- [EXERCISE DETAILS]:
Your answer must be every line of the data that holds the string "value".

SUPPLIED DATA Start Marker

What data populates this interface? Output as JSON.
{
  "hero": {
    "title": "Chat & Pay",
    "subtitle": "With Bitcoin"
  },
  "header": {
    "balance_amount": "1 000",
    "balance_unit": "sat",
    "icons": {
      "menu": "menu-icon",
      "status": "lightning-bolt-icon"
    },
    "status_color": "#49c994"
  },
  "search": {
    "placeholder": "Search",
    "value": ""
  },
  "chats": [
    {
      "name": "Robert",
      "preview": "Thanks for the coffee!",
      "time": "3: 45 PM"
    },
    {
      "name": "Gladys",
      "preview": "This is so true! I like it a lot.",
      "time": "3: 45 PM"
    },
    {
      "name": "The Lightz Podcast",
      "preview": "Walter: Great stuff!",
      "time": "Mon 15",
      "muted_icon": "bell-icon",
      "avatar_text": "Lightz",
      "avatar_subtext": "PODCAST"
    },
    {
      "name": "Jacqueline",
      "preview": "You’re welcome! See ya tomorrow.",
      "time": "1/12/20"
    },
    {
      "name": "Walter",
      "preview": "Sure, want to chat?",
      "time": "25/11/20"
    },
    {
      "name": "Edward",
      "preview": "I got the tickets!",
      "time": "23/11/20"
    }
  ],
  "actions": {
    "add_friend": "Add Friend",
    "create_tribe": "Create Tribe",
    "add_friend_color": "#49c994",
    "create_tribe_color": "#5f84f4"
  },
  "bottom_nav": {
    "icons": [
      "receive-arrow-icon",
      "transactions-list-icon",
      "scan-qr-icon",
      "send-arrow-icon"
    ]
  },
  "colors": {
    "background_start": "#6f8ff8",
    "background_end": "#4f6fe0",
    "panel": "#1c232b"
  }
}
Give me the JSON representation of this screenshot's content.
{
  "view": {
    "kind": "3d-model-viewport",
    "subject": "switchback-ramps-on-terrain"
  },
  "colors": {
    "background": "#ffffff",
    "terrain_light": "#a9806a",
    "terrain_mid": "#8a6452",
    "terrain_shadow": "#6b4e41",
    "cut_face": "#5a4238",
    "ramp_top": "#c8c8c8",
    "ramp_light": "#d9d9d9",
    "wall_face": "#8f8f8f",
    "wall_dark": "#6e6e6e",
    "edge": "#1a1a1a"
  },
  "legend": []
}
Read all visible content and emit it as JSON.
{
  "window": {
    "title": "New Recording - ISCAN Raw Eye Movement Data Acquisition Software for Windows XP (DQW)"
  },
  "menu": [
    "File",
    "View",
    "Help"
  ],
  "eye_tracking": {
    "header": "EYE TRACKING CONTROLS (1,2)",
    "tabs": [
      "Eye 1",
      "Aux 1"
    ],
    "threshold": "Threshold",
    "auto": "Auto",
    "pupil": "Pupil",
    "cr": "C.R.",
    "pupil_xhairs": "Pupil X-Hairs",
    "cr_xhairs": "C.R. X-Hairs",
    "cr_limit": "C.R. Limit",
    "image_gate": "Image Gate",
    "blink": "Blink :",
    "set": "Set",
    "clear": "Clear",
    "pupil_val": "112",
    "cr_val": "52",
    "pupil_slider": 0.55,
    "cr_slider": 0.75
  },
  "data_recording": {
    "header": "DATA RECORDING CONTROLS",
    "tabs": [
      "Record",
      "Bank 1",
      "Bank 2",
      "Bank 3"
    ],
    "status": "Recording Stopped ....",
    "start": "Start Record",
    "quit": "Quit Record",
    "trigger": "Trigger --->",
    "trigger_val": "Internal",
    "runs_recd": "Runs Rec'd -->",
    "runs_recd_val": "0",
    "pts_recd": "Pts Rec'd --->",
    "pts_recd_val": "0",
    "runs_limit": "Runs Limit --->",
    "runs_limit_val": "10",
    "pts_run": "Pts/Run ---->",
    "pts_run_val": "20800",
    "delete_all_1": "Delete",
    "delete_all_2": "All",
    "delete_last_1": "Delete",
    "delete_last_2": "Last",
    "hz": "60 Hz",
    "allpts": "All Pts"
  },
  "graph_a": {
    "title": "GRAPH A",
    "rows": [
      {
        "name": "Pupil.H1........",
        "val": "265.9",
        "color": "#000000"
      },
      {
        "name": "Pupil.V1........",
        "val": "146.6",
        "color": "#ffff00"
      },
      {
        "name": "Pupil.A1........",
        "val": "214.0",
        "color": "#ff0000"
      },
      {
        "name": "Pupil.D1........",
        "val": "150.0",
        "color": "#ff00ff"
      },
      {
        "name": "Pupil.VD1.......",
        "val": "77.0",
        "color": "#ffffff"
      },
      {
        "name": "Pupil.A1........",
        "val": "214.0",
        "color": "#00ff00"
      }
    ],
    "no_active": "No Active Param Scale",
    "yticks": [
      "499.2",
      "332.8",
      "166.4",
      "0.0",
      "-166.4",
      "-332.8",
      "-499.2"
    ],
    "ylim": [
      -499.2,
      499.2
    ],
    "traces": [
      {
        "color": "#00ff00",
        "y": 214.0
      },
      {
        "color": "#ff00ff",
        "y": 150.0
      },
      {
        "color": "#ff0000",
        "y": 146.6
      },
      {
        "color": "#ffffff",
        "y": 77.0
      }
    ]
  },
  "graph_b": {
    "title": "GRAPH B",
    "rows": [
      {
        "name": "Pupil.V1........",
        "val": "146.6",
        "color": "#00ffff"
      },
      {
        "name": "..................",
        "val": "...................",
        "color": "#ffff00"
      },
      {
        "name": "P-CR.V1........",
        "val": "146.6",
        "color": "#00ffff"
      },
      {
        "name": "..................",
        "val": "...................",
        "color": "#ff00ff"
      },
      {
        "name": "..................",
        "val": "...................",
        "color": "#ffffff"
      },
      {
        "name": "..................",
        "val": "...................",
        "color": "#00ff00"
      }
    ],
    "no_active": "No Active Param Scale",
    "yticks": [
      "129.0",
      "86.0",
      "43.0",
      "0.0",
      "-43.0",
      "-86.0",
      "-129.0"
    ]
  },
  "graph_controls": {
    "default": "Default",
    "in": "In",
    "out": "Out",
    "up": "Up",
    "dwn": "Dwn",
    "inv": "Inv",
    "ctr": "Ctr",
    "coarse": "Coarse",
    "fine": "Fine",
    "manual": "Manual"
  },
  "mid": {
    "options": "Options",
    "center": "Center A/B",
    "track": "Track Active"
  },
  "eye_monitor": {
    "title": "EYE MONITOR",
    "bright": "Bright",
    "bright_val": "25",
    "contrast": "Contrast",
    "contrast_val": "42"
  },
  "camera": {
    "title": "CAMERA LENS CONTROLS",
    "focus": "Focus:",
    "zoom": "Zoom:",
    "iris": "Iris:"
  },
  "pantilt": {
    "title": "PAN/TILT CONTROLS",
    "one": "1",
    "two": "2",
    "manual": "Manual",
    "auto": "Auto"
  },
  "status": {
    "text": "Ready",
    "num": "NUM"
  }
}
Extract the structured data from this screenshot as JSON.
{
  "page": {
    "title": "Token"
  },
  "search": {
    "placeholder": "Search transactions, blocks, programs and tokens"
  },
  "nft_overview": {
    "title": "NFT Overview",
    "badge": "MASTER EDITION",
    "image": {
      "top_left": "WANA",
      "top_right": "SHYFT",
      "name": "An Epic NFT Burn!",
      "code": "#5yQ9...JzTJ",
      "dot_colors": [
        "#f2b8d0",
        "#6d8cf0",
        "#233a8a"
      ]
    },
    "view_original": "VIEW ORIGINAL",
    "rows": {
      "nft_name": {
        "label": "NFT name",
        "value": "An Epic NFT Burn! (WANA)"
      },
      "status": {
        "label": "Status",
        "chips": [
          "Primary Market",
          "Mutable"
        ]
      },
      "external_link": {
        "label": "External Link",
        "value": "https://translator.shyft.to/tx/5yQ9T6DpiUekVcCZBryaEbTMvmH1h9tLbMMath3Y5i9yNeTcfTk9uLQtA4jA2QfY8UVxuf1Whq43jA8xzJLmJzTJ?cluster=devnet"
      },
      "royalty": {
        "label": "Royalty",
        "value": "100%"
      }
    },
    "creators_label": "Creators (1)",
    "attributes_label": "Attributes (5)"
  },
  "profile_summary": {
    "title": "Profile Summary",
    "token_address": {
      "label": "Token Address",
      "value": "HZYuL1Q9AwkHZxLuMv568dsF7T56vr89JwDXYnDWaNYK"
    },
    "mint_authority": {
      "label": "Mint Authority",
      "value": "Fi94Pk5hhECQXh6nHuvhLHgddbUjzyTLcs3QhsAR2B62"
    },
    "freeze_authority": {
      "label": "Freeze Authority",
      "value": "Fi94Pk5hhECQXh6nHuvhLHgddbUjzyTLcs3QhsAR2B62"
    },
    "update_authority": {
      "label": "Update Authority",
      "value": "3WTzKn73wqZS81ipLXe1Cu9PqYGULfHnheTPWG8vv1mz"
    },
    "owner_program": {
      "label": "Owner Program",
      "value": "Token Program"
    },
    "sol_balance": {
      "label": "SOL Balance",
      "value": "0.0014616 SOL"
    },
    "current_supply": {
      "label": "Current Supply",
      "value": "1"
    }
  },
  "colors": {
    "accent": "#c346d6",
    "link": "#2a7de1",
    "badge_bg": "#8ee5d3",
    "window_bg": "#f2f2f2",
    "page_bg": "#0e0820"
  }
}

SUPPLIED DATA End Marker

- [SOLUTION FOR THIS TASK]:
    "value": ""
        "value": "An Epic NFT Burn! (WANA)"
        "value": "https://translator.shyft.to/tx/5yQ9T6DpiUekVcCZBryaEbTMvmH1h9tLbMMath3Y5i9yNeTcfTk9uLQtA4jA2QfY8UVxuf1Whq43jA8xzJLmJzTJ?cluster=devnet"
        "value": "100%"
      "value": "HZYuL1Q9AwkHZxLuMv568dsF7T56vr89JwDXYnDWaNYK"
      "value": "Fi94Pk5hhECQXh6nHuvhLHgddbUjzyTLcs3QhsAR2B62"
      "value": "Fi94Pk5hhECQXh6nHuvhLHgddbUjzyTLcs3QhsAR2B62"
      "value": "3WTzKn73wqZS81ipLXe1Cu9PqYGULfHnheTPWG8vv1mz"
      "value": "Token Program"
      "value": "0.0014616 SOL"
      "value": "1"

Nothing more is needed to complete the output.